VERDICT: It’s another draw. There’s just no denying the value of a well-cooked kebab shop shish. But those gastro chips are something else.
Cheap: Hot dog, street seller outside Farringdon station. £3
We love hot dogs as much as the next person. Which is why we instantly regretted paying for the produce of one of the connective-tissue pimps that you’ll always find loitering in central London of a night. It’s a long bun filled with a glistening column of meaty mulch whose only flavour is burnt onions. Not nice. Not even that cheap.
Posh: Dog ’n’ Bun from Top Dog, Soho. £6.50
Running a trendy eatery and not having a brioche bun on the menu is the restaurateur equivalent of turning up to work with your skirt tucked into your knickers. So you can probably guess what buns are used here.

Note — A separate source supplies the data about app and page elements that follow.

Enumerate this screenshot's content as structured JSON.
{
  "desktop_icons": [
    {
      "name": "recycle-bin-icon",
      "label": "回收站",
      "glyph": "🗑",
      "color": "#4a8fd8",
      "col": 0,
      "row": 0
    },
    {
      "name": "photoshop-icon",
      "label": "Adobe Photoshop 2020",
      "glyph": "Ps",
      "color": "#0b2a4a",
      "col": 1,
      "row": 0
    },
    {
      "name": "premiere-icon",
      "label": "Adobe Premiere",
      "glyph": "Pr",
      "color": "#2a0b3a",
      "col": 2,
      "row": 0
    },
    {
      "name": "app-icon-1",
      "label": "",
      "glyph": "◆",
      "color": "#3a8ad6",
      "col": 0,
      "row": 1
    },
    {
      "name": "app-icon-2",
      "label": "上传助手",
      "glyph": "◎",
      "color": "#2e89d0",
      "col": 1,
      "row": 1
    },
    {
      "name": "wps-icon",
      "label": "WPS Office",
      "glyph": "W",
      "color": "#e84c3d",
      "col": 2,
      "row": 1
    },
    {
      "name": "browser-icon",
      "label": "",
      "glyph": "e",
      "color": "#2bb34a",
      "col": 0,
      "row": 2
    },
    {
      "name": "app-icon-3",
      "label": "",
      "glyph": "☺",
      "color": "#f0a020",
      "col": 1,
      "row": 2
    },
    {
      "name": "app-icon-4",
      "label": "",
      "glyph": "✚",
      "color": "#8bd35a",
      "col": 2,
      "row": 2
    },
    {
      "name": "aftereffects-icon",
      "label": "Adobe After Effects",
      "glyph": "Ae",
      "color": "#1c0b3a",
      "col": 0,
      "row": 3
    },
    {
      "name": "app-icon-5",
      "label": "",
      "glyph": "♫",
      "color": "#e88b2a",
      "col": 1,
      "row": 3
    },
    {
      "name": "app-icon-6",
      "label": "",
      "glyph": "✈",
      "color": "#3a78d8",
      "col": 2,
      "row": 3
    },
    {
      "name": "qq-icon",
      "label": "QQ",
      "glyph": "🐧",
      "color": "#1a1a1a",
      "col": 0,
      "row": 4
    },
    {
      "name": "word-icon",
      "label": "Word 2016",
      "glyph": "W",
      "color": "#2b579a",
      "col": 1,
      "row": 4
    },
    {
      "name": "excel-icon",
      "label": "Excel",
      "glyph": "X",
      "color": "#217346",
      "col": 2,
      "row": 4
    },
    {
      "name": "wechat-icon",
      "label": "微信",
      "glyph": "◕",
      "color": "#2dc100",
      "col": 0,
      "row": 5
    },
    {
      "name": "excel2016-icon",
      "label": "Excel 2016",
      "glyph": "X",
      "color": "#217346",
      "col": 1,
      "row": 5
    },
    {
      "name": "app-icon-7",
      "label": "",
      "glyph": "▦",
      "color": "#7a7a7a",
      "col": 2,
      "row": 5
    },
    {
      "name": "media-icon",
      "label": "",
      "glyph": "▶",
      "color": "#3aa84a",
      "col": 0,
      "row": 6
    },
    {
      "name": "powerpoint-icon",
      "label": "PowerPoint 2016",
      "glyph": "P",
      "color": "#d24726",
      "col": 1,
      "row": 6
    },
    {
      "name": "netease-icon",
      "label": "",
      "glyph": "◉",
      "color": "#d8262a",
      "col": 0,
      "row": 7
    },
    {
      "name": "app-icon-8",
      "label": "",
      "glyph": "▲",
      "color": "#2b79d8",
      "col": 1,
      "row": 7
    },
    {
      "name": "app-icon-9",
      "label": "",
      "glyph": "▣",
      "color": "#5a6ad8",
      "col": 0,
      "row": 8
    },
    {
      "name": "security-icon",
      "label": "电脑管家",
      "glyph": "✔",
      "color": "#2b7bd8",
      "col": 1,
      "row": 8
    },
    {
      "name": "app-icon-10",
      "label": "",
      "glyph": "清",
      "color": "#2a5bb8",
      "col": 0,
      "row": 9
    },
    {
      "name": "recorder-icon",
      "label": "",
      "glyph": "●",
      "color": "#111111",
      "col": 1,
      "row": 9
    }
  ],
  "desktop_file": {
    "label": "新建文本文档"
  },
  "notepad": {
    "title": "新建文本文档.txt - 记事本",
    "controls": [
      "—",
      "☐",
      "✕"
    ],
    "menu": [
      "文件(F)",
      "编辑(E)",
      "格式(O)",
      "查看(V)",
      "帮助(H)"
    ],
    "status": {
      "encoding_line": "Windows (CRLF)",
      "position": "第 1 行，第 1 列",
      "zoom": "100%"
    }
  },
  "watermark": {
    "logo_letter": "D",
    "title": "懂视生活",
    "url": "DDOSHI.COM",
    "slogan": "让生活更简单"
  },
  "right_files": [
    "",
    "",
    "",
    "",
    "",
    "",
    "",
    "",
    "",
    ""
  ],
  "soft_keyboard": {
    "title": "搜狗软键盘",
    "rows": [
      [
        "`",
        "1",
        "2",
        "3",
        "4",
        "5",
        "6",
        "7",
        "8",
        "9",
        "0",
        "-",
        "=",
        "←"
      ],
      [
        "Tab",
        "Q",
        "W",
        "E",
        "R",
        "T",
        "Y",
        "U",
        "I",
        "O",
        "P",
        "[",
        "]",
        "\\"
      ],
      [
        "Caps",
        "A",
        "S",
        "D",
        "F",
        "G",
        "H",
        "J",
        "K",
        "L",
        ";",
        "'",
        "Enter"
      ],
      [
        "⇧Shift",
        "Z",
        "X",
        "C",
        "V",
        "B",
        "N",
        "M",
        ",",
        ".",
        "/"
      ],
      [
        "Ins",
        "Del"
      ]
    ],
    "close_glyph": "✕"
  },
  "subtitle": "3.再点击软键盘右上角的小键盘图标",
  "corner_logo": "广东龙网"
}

Top Dog’s little sausages are unsatisfyingly small, but its nicely charred hot dog comes topped with a tangy slick of dill pickle and sweet caramelised onion. Most importantly of all, it doesn’t taste like it’s full of shredded piggy arseholes. Which is always nice.
VERDICT: Posh wins. No contest, really.
Hungry but skint? Check out the 100 best cheap eats in London.